In the data, find the word "Dress" and copy out every line that has it.

(Source records):
────────────────────

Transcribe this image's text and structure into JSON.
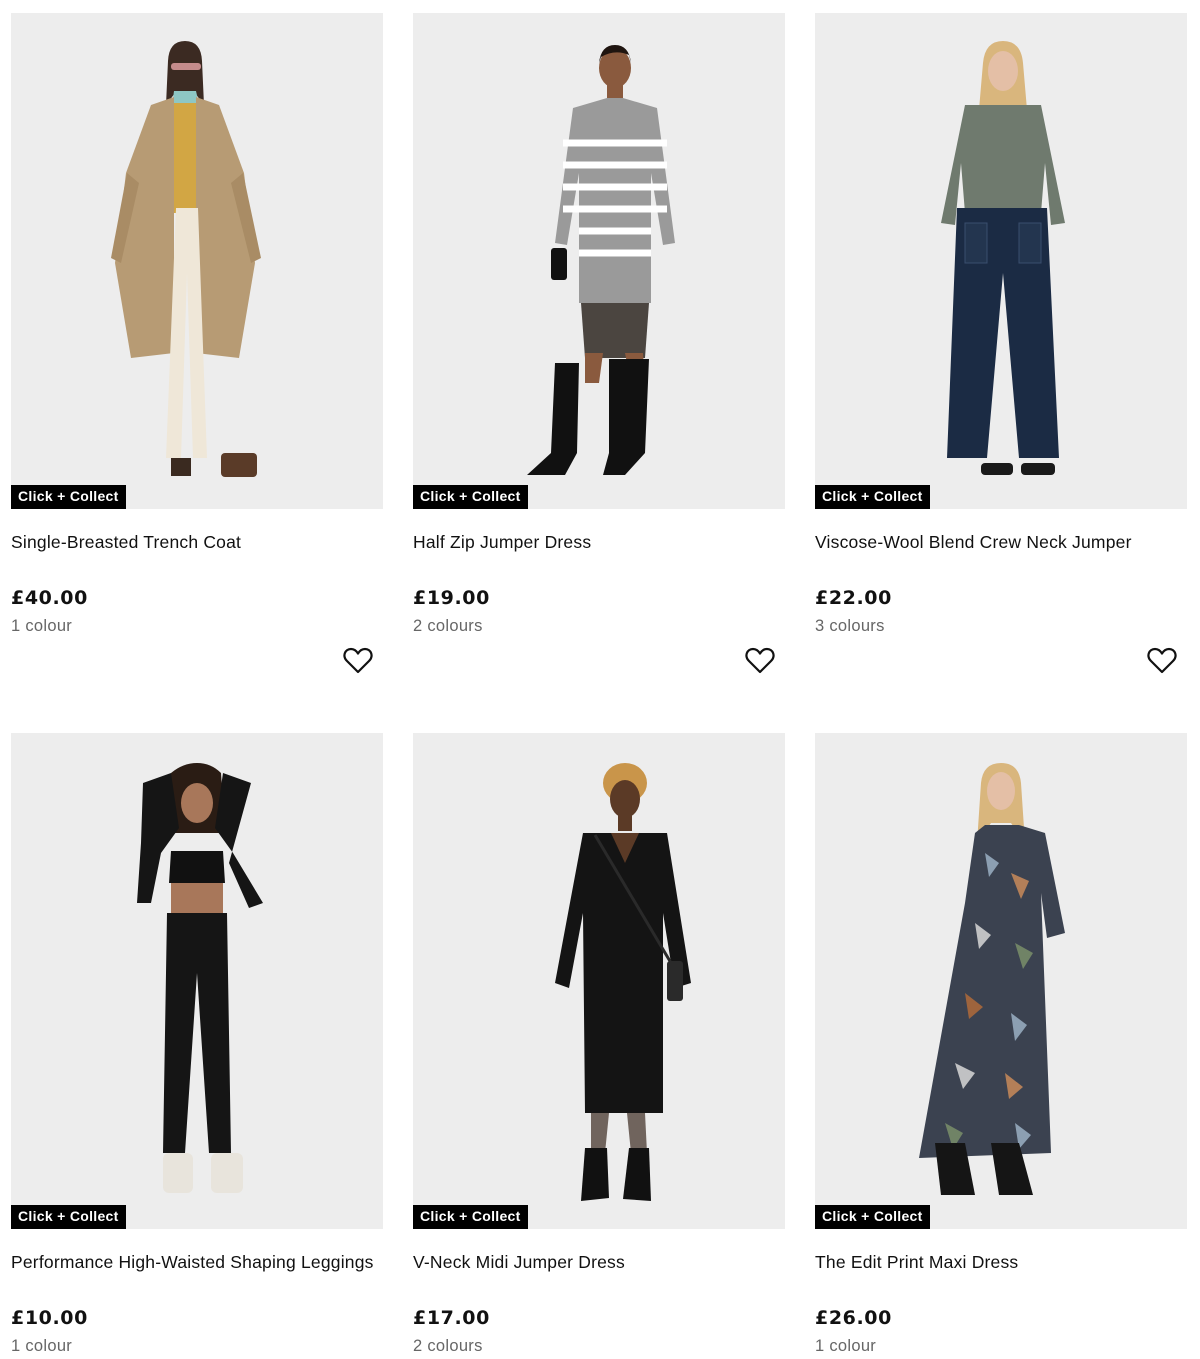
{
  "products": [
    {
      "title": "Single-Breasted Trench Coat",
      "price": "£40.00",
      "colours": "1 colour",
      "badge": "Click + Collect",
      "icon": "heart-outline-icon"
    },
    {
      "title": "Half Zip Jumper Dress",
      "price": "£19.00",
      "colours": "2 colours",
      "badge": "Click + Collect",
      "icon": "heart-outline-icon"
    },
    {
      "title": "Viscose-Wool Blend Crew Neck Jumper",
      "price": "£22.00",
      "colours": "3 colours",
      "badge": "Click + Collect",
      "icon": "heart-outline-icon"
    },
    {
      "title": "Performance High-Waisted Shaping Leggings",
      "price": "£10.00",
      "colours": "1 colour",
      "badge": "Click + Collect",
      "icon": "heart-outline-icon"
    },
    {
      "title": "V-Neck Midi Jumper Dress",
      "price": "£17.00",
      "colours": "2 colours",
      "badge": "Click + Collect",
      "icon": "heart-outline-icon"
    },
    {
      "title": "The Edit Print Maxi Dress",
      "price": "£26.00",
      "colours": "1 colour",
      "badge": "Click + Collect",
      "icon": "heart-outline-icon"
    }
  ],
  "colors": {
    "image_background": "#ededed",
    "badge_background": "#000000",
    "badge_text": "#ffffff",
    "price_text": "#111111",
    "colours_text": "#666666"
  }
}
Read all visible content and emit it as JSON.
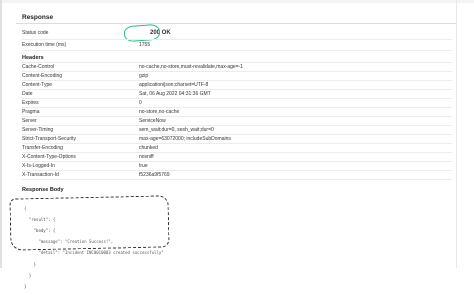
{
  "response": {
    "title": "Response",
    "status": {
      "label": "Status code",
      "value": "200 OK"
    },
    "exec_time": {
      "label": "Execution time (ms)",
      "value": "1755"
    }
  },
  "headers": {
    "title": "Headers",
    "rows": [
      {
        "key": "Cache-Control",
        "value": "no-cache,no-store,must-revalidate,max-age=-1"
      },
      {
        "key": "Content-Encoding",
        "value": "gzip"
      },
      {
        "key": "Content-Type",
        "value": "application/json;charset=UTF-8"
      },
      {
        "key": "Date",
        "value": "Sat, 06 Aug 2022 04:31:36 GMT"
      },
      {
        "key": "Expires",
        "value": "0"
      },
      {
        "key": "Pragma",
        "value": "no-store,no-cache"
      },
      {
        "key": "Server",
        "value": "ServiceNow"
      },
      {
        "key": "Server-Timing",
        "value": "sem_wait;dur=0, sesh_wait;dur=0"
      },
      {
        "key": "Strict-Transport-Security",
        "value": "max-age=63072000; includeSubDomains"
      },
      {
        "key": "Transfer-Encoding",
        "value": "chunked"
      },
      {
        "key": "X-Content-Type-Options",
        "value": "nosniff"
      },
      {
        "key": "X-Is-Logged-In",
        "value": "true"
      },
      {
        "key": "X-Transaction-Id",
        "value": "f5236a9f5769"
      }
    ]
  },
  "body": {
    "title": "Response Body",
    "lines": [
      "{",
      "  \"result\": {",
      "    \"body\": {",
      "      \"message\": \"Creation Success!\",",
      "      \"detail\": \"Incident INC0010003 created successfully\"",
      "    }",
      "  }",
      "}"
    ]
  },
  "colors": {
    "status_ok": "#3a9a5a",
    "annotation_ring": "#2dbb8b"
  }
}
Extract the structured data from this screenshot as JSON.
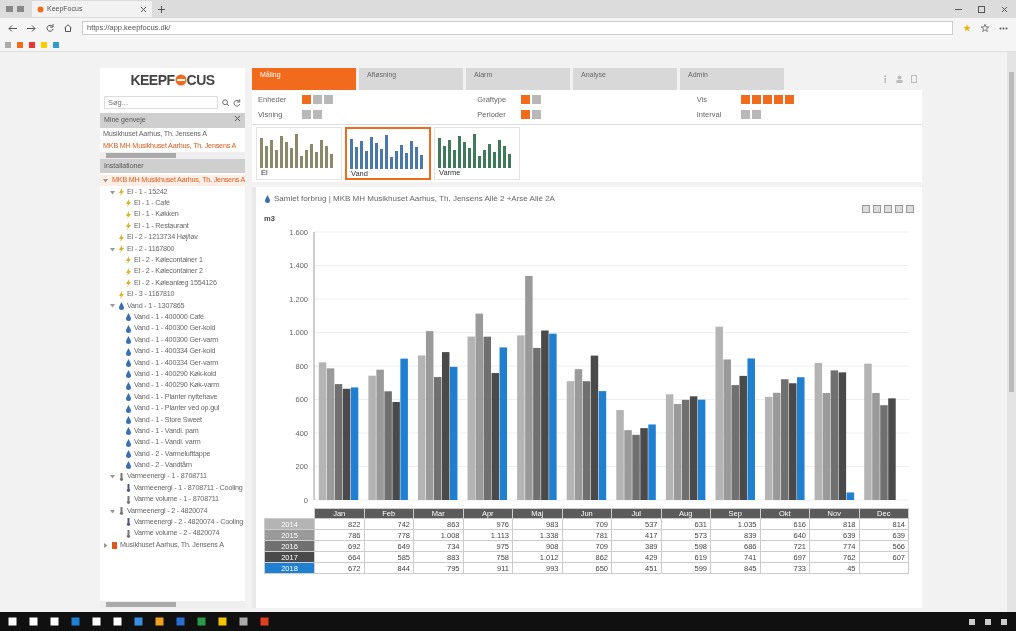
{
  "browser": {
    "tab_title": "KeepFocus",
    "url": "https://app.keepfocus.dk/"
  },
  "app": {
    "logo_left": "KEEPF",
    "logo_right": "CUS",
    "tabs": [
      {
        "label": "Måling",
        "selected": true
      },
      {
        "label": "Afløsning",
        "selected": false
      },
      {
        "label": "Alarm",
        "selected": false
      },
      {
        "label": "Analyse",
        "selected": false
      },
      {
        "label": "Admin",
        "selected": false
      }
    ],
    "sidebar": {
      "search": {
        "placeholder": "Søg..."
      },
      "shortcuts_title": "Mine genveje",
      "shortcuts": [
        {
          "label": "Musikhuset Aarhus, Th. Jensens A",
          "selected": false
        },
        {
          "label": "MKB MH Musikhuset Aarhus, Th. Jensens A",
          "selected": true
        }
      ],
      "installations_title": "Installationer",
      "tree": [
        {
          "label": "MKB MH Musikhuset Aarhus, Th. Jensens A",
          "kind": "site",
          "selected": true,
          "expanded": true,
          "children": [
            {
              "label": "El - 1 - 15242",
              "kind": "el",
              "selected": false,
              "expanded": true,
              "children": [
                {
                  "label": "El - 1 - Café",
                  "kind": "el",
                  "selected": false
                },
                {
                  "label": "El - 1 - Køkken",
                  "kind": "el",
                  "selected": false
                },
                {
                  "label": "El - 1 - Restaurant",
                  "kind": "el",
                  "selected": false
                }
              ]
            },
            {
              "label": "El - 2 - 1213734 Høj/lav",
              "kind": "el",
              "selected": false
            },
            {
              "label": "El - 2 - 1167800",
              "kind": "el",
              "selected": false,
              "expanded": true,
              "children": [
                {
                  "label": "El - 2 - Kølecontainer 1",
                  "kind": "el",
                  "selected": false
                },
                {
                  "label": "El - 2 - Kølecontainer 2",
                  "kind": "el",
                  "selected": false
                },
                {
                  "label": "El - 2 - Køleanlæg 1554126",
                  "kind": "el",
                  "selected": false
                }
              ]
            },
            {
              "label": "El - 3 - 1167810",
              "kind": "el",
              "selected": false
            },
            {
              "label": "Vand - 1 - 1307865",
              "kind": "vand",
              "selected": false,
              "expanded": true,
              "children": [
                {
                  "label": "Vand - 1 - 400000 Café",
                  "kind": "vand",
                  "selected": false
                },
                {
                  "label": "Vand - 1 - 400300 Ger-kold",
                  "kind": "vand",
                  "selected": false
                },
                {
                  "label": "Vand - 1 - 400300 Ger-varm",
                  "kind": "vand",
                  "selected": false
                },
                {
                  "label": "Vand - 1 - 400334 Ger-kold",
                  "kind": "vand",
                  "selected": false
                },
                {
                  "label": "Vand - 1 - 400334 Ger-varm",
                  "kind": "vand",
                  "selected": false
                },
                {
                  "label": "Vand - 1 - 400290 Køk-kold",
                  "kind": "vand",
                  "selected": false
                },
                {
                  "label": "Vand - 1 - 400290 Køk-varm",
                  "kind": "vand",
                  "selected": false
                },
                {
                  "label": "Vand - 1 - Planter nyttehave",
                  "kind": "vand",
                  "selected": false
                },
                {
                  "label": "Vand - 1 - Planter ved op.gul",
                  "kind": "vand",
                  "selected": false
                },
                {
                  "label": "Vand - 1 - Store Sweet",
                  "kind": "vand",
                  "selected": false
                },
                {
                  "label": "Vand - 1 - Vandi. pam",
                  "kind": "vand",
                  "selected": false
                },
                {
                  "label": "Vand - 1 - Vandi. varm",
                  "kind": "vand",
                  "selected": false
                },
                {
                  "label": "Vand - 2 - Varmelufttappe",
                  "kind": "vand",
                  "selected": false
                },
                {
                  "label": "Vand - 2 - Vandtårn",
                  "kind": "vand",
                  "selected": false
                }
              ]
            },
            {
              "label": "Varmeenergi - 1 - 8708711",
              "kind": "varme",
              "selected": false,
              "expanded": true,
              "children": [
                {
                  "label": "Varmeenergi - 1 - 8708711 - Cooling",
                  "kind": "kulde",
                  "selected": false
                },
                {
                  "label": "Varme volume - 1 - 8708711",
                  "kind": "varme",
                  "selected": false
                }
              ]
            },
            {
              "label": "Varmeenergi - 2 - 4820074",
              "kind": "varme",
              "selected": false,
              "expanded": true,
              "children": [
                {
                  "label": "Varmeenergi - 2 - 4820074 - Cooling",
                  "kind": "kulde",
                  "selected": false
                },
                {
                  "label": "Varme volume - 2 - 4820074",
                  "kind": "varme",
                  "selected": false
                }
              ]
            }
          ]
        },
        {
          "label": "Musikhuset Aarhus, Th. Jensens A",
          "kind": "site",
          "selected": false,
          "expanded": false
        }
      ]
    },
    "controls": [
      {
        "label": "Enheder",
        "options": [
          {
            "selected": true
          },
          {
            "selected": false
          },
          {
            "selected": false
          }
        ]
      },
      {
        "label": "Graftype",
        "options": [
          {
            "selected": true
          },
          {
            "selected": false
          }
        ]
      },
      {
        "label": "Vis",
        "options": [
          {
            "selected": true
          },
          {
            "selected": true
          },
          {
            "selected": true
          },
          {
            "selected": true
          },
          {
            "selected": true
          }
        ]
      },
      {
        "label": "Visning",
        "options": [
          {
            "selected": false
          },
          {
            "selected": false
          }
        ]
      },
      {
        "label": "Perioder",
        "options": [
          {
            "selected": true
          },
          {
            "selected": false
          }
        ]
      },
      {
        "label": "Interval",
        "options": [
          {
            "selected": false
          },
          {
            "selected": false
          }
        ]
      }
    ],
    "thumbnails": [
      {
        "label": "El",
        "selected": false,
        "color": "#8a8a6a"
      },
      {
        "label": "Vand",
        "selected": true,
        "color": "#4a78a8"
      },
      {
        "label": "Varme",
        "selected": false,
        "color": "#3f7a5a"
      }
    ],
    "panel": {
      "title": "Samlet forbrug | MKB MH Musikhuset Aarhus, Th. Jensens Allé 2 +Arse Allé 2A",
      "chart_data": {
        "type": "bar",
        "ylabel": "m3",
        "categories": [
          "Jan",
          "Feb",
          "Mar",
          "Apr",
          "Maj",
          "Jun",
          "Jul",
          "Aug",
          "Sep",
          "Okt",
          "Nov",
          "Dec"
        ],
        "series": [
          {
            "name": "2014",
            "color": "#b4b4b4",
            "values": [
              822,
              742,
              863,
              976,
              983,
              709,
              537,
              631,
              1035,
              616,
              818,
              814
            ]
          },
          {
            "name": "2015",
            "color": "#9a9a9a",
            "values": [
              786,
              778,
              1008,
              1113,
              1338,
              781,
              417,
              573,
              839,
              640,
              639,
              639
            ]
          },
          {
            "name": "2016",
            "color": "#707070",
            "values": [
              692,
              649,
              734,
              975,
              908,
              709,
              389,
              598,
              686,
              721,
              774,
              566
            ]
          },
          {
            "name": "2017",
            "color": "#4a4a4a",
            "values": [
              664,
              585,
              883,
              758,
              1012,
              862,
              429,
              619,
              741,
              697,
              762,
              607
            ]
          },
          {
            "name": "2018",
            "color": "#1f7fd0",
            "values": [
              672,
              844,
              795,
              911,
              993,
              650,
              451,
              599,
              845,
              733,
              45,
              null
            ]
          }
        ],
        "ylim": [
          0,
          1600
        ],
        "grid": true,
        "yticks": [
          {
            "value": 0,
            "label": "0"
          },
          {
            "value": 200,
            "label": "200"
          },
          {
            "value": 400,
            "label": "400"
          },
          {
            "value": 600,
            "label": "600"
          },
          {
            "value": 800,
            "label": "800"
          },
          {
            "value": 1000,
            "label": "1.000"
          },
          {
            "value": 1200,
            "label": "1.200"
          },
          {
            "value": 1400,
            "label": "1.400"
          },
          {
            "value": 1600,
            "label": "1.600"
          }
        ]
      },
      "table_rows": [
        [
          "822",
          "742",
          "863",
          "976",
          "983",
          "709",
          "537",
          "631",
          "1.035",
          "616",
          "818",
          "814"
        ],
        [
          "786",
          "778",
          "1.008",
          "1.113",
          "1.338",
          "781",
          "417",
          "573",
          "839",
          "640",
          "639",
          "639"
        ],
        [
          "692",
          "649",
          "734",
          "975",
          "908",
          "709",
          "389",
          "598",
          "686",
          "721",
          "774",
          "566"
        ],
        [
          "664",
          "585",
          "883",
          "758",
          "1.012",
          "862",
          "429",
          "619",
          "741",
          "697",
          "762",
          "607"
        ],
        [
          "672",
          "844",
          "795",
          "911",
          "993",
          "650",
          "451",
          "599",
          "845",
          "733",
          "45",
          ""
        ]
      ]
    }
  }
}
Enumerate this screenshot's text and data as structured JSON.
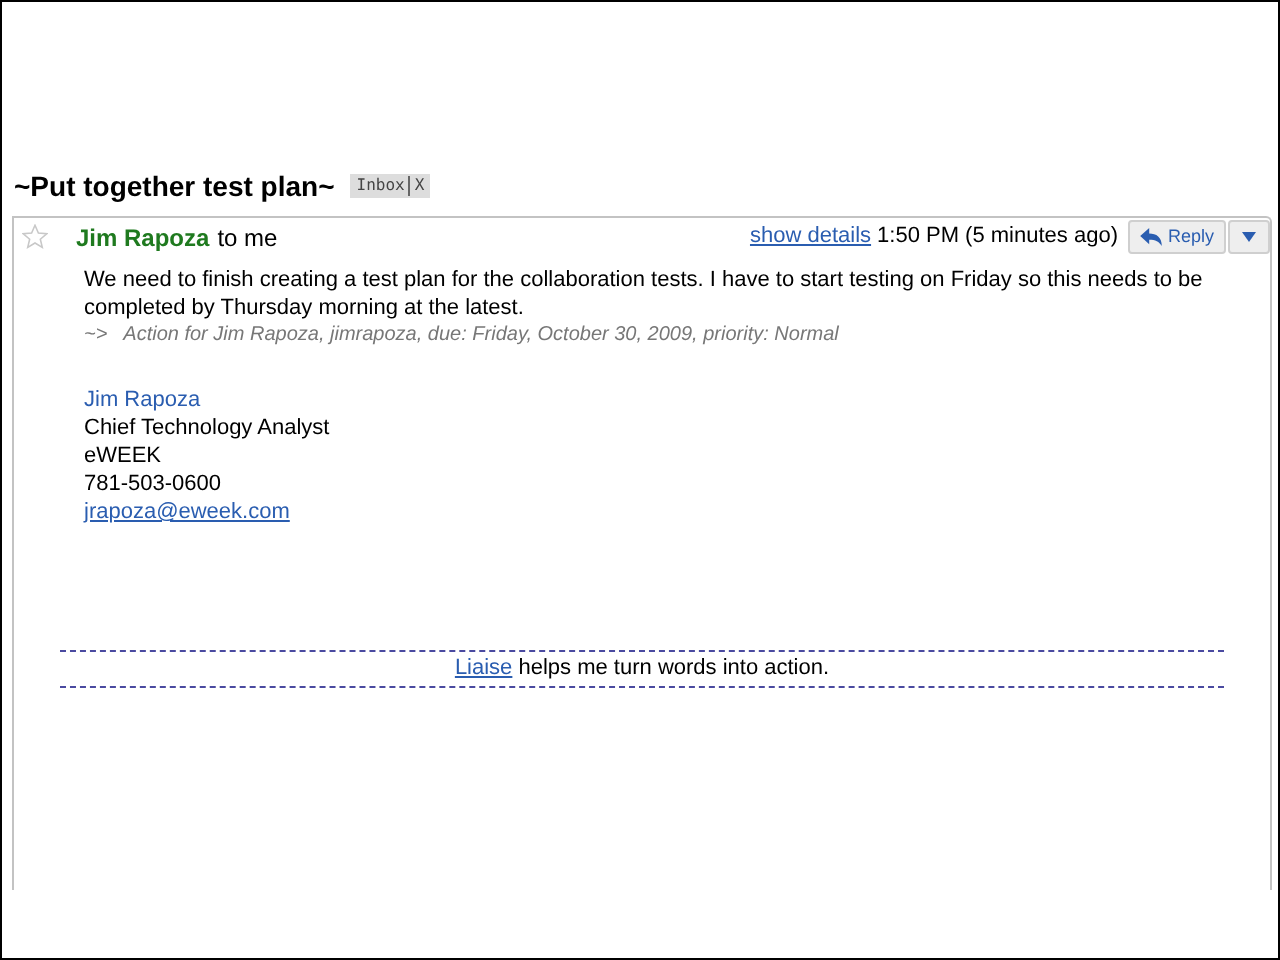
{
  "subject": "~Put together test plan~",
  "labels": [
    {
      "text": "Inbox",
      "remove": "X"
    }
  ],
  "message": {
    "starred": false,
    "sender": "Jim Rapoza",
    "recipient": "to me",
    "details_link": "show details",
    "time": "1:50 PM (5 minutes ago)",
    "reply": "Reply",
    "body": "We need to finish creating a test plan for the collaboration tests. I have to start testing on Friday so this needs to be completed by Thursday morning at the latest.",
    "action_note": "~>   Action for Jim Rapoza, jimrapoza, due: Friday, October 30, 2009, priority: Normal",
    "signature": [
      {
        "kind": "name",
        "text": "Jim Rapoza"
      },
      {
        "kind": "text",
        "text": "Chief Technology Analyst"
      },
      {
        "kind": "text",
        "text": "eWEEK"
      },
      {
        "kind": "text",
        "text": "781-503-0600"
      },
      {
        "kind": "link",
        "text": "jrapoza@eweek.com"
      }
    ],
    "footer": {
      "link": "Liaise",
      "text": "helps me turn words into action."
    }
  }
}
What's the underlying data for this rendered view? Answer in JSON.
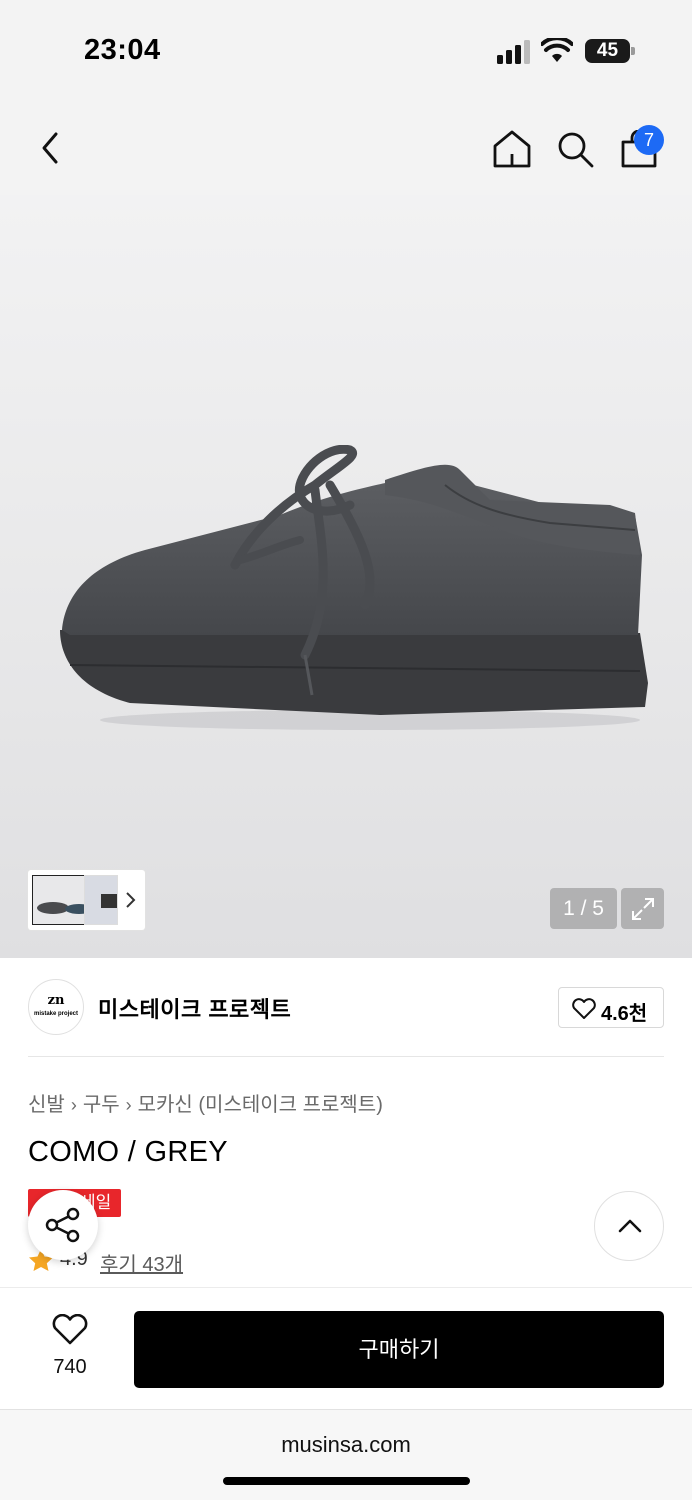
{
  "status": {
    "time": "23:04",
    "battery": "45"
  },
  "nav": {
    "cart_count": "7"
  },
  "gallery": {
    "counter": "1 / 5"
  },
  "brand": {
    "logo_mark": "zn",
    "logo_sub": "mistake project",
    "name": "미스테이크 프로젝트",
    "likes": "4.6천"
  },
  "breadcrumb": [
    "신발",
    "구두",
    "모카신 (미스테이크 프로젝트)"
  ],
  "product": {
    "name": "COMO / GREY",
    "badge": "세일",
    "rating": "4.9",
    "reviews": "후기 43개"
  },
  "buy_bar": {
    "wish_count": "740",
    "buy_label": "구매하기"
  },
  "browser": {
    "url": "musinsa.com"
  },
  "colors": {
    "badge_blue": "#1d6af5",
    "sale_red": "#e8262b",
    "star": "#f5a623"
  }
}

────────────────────

(Exercise output):
      "title": "Half Zip Jumper Dress",
      "title": "V-Neck Midi Jumper Dress",
      "title": "The Edit Print Maxi Dress",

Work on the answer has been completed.